Positive and Delta- Using your easel paper, chalkboard or whiteboard, divide a sheet of paper or board space into two sections. On the left side, write “+” (what went well) at the top. On the right side, write “Δ” (improvements for next time). Ask participants to share what they enjoyed about the workshop (inviting them to give feedback on not only the activities, but the flow of the workshop) as well as their recommendations for what can be made better. When asking for feedback on what can be improved for next time, stress to participants to focus on the overall workshop, and not entirely on the logistics. There may be certain logistics (i.e., having the workshop in the morning vs. in the afternoon, physical temperature of the room, not having food, etc.) that can be easily changed compared to other logistics.
Brief is better- The longer your evaluation is, the less likely you’ll get quality feedback. Take into consideration that your participants have been sitting for a while and may be itching to leave, whether they enjoyed the workshop or not. If you feel you must have a longer evaluation, allow enough time at the end of the workshop for the participants to complete it.
Combine different types of evaluations- Generally, written evaluations are used at the end of a workshop, but you an also evaluate throughout the workshop. Poll Everywhere or “Temperature Gauge” can be used mid way through the workshop, followed by a written evaluation at the end.
Be mindful of how you phrase your evaluation questions- How you phrase your evaluation questions can result in what types of responses you receive. “What didn’t you like about today’s workshop?” sounds different from “In what ways can this workshop be improved?” If a participant writes down or verbally states something they didn’t like, challenge them to come up with 1-2 suggestions for improvement.

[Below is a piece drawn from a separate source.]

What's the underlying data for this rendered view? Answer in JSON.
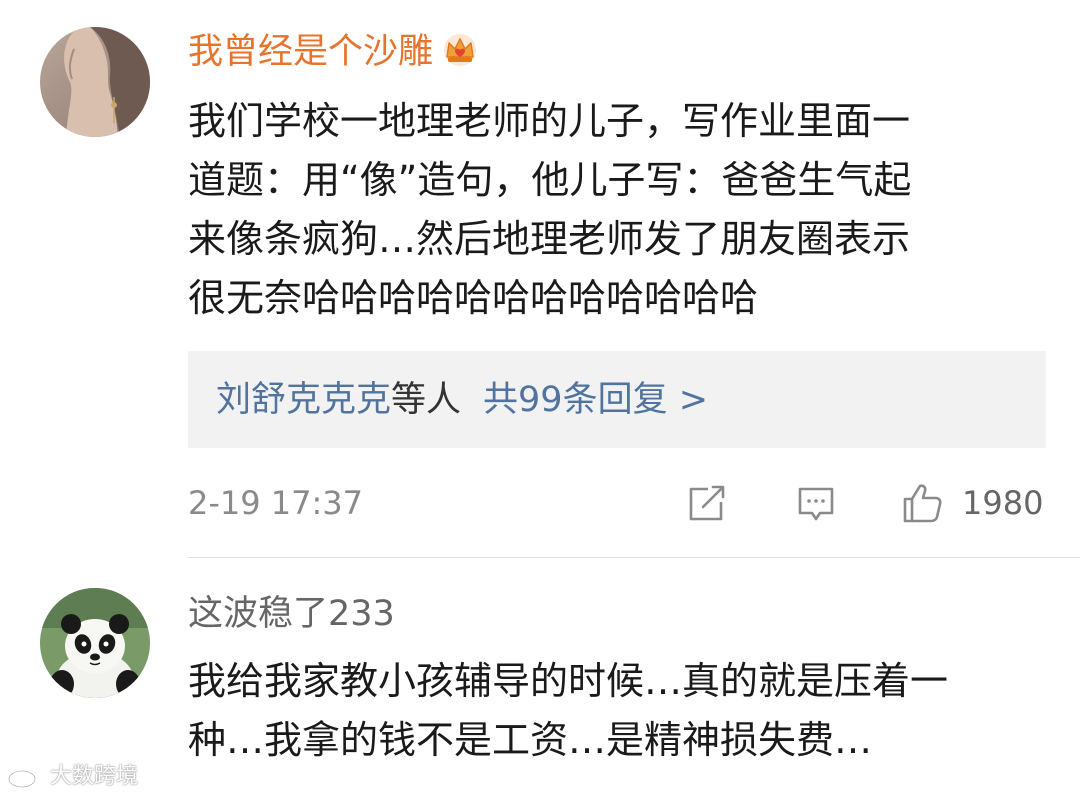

Look at your feedback for common themes- Of course, as the workshop facilitator, you expect to get more positive feedback back than negative, and it may feel discouraging if you see that you’ve gotten more recommendations for improvement compared to what went well. Instead of taking this as a fail, look for common themes as this can be something to consider for the next set of participants. Did several participants not understand a particular aspect of the workshop? Did some participants prefer more group discussion as opposed to individual activities?

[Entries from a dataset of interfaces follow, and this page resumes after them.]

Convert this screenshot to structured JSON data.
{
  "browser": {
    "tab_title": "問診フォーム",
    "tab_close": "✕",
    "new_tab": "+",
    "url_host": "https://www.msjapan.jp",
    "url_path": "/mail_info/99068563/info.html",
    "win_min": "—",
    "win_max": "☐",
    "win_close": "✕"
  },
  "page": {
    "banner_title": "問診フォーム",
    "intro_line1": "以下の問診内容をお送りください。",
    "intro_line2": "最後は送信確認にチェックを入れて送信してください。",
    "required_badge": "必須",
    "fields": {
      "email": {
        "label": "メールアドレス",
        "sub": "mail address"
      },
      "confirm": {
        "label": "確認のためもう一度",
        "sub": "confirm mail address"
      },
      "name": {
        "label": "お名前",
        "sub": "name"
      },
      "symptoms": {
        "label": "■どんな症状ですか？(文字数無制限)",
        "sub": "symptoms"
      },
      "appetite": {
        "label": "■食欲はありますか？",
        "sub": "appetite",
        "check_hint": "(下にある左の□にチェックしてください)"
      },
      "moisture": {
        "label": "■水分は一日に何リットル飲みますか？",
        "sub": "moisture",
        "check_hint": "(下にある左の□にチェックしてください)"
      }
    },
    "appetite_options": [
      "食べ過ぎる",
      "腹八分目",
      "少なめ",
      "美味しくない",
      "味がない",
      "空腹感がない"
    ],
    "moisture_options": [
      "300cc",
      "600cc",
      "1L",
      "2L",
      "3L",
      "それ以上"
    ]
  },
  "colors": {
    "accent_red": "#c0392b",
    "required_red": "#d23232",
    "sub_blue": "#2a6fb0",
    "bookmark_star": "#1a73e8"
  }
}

And We’re Done!
I hope you’ve found the Planning and Facilitating Valuable Works series helpful. If you want more in-depth knowledge on creating a workshop (or if you are interested in inviting me to facilitate a workshop for you), read more about my consulting services and contact me to see how we can work together.